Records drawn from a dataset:
= Beginning of Section =
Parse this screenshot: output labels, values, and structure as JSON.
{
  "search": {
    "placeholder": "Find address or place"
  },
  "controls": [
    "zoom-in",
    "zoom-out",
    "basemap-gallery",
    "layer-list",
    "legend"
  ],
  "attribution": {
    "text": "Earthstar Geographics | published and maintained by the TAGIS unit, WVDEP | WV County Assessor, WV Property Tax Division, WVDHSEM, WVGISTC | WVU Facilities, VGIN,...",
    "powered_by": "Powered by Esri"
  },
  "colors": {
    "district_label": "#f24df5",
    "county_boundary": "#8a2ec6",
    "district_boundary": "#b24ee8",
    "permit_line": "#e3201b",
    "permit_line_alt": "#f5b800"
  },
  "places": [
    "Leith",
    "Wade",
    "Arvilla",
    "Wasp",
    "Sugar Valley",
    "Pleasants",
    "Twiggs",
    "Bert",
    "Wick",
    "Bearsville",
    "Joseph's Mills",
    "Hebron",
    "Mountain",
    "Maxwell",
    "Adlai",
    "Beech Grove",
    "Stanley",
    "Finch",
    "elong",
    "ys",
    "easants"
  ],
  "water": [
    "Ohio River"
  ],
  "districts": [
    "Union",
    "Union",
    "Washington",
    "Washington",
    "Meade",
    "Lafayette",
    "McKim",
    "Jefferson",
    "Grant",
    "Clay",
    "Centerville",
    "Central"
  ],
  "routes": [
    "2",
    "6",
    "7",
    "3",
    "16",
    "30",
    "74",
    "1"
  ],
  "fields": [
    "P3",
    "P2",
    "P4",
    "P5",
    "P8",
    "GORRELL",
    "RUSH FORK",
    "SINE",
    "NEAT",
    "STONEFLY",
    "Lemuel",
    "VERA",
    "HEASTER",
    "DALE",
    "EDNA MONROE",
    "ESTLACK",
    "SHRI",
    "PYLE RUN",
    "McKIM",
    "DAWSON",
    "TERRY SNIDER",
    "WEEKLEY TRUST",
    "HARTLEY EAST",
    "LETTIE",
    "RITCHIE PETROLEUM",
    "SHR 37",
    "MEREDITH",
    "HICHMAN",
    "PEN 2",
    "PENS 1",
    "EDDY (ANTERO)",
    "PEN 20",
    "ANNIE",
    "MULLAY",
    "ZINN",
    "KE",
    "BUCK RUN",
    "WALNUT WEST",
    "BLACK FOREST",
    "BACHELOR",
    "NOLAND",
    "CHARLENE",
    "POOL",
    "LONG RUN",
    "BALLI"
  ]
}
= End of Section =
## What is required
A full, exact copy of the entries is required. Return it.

## Result of the exercise
Parse this screenshot: output labels, values, and structure as JSON.
{
  "search": {
    "placeholder": "Find address or place"
  },
  "controls": [
    "zoom-in",
    "zoom-out",
    "basemap-gallery",
    "layer-list",
    "legend"
  ],
  "attribution": {
    "text": "Earthstar Geographics | published and maintained by the TAGIS unit, WVDEP | WV County Assessor, WV Property Tax Division, WVDHSEM, WVGISTC | WVU Facilities, VGIN,...",
    "powered_by": "Powered by Esri"
  },
  "colors": {
    "district_label": "#f24df5",
    "county_boundary": "#8a2ec6",
    "district_boundary": "#b24ee8",
    "permit_line": "#e3201b",
    "permit_line_alt": "#f5b800"
  },
  "places": [
    "Leith",
    "Wade",
    "Arvilla",
    "Wasp",
    "Sugar Valley",
    "Pleasants",
    "Twiggs",
    "Bert",
    "Wick",
    "Bearsville",
    "Joseph's Mills",
    "Hebron",
    "Mountain",
    "Maxwell",
    "Adlai",
    "Beech Grove",
    "Stanley",
    "Finch",
    "elong",
    "ys",
    "easants"
  ],
  "water": [
    "Ohio River"
  ],
  "districts": [
    "Union",
    "Union",
    "Washington",
    "Washington",
    "Meade",
    "Lafayette",
    "McKim",
    "Jefferson",
    "Grant",
    "Clay",
    "Centerville",
    "Central"
  ],
  "routes": [
    "2",
    "6",
    "7",
    "3",
    "16",
    "30",
    "74",
    "1"
  ],
  "fields": [
    "P3",
    "P2",
    "P4",
    "P5",
    "P8",
    "GORRELL",
    "RUSH FORK",
    "SINE",
    "NEAT",
    "STONEFLY",
    "Lemuel",
    "VERA",
    "HEASTER",
    "DALE",
    "EDNA MONROE",
    "ESTLACK",
    "SHRI",
    "PYLE RUN",
    "McKIM",
    "DAWSON",
    "TERRY SNIDER",
    "WEEKLEY TRUST",
    "HARTLEY EAST",
    "LETTIE",
    "RITCHIE PETROLEUM",
    "SHR 37",
    "MEREDITH",
    "HICHMAN",
    "PEN 2",
    "PENS 1",
    "EDDY (ANTERO)",
    "PEN 20",
    "ANNIE",
    "MULLAY",
    "ZINN",
    "KE",
    "BUCK RUN",
    "WALNUT WEST",
    "BLACK FOREST",
    "BACHELOR",
    "NOLAND",
    "CHARLENE",
    "POOL",
    "LONG RUN",
    "BALLI"
  ]
}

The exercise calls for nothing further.